**About this task:**
If a line of the material holds the string "desk", please copy it.

Start of Data for this task

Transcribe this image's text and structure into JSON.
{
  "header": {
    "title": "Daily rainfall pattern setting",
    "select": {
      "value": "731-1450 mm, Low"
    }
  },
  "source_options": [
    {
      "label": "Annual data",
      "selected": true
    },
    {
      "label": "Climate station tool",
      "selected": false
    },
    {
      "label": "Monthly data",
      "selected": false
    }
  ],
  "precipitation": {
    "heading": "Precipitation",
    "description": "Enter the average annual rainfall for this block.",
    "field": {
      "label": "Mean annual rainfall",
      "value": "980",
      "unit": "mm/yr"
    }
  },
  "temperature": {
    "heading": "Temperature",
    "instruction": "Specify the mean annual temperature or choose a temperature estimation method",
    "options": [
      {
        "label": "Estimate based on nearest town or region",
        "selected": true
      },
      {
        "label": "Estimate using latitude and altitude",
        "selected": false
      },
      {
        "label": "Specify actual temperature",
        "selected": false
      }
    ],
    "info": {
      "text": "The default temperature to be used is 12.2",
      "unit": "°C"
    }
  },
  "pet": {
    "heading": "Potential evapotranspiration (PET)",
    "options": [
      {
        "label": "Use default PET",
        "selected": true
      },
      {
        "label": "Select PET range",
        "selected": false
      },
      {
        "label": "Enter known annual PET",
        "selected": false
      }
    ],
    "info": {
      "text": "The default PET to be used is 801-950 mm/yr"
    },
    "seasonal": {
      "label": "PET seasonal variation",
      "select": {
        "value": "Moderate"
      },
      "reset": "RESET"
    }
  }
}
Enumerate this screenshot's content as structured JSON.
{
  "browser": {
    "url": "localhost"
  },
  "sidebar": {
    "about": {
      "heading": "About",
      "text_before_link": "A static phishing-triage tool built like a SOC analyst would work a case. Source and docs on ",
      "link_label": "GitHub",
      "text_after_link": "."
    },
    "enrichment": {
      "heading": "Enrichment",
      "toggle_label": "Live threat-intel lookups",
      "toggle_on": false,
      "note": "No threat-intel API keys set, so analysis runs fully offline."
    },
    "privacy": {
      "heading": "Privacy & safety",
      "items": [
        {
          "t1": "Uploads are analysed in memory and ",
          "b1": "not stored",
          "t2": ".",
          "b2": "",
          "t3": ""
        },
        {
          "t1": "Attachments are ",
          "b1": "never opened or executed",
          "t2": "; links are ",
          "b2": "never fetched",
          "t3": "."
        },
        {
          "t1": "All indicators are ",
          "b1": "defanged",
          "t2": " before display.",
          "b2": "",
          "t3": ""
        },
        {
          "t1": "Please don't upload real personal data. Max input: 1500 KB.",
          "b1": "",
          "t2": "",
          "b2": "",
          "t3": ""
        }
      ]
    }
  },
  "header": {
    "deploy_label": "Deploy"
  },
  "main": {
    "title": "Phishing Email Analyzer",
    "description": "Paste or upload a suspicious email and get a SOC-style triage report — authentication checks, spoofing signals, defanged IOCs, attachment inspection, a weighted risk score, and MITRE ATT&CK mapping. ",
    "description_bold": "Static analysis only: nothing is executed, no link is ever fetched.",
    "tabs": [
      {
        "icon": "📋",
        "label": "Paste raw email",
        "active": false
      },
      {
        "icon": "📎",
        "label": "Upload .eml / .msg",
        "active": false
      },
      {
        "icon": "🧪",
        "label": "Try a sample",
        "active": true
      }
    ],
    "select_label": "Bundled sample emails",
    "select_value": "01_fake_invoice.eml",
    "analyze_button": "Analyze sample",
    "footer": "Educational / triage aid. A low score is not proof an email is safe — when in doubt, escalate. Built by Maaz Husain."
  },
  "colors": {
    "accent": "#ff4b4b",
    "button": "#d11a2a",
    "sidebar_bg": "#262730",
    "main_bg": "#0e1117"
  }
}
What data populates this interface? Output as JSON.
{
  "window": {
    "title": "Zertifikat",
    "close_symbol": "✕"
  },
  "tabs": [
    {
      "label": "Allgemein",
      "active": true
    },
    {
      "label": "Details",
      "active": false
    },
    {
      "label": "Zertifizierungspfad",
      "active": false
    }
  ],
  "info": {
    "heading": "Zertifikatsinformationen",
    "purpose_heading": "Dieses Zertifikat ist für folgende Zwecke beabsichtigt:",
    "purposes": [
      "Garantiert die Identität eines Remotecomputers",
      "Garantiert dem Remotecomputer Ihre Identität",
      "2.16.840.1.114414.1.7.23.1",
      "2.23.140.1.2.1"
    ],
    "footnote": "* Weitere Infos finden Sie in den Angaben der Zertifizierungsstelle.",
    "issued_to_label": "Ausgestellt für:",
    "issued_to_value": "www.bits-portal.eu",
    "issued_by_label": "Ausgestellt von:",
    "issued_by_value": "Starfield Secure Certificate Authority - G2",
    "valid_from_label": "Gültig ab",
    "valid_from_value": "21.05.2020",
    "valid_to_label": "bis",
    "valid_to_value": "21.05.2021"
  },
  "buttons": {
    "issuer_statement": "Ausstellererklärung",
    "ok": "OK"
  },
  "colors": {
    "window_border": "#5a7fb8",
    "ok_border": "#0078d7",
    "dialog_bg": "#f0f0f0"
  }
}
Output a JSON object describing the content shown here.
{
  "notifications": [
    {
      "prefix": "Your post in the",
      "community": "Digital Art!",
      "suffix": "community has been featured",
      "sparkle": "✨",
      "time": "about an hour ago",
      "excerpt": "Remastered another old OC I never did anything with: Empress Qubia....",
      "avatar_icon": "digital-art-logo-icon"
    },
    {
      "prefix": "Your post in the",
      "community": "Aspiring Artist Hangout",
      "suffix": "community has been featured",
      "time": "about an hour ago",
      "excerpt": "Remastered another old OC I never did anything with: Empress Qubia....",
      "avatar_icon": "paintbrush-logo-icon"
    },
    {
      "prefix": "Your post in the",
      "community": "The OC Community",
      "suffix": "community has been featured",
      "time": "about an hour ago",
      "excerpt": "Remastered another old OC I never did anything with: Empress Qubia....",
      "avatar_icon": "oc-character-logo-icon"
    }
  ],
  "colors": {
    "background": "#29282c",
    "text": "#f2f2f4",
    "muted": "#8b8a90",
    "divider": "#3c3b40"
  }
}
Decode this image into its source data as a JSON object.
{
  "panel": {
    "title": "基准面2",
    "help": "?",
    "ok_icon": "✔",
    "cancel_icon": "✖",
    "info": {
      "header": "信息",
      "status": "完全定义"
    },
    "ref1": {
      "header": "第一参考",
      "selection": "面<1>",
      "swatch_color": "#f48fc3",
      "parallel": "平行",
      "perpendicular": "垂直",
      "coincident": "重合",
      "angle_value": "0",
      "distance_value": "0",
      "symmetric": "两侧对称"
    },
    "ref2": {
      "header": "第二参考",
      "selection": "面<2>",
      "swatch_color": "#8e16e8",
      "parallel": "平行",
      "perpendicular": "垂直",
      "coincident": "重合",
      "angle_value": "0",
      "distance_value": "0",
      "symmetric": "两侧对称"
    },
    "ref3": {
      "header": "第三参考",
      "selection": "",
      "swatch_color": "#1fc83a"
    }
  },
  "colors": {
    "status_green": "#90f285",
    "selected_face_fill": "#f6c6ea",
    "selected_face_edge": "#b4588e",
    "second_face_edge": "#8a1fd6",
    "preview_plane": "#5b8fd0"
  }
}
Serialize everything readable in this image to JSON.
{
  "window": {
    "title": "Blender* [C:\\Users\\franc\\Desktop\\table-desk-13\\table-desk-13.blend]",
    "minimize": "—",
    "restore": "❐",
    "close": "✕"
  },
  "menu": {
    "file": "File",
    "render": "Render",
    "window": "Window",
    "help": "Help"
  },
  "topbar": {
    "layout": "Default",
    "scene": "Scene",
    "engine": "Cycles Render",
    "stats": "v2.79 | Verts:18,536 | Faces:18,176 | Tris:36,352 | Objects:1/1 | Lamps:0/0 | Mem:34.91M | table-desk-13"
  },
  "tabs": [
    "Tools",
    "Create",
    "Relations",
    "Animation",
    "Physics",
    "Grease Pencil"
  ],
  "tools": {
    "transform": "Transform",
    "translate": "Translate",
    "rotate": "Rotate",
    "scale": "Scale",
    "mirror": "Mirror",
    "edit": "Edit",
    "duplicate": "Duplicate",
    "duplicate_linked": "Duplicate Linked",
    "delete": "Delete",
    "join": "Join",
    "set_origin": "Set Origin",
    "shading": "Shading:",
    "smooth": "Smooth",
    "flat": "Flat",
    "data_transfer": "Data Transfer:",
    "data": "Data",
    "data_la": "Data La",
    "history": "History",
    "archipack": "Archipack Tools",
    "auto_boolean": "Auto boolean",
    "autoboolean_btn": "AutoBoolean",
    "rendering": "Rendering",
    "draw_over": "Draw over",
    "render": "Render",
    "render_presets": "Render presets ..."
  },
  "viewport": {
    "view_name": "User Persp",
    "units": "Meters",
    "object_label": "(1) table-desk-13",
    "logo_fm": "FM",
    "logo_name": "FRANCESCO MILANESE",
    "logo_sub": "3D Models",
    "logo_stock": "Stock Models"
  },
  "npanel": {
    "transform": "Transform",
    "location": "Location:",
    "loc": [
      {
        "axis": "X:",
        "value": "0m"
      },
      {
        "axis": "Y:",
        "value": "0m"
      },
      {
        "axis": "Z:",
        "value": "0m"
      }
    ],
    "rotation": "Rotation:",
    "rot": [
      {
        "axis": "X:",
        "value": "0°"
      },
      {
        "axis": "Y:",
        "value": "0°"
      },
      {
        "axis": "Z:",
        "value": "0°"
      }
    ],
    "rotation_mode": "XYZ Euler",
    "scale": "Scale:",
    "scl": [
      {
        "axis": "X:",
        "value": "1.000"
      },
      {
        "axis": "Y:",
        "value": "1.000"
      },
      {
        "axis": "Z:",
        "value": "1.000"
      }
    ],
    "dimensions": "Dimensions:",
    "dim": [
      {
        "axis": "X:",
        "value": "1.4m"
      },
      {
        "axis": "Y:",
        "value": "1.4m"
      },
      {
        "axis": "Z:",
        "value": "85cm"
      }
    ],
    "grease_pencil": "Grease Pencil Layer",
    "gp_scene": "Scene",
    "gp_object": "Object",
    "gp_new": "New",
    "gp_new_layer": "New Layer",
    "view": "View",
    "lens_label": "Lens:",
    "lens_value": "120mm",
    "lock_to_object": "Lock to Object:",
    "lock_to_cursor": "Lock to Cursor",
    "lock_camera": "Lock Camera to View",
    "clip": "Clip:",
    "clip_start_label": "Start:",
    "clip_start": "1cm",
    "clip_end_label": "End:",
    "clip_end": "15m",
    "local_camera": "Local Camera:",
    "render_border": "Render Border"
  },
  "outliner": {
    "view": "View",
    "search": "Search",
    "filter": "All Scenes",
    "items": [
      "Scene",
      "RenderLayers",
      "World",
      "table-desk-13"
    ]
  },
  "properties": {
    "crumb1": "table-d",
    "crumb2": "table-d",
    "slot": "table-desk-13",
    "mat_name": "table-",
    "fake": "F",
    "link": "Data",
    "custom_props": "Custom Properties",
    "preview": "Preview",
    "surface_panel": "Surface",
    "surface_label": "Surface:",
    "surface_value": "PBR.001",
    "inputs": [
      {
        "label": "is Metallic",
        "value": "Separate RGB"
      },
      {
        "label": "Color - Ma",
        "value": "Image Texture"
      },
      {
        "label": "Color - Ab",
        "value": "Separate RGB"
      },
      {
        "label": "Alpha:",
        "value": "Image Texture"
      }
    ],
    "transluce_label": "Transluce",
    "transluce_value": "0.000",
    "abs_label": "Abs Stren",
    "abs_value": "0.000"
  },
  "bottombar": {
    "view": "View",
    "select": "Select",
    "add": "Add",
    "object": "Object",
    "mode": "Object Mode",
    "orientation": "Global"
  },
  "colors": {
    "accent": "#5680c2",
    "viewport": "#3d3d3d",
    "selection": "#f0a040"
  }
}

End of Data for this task

**Exercise result:**
    "title": "Blender* [C:\\Users\\franc\\Desktop\\table-desk-13\\table-desk-13.blend]",
    "stats": "v2.79 | Verts:18,536 | Faces:18,176 | Tris:36,352 | Objects:1/1 | Lamps:0/0 | Mem:34.91M | table-desk-13"
    "object_label": "(1) table-desk-13",
      "table-desk-13"
    "slot": "table-desk-13",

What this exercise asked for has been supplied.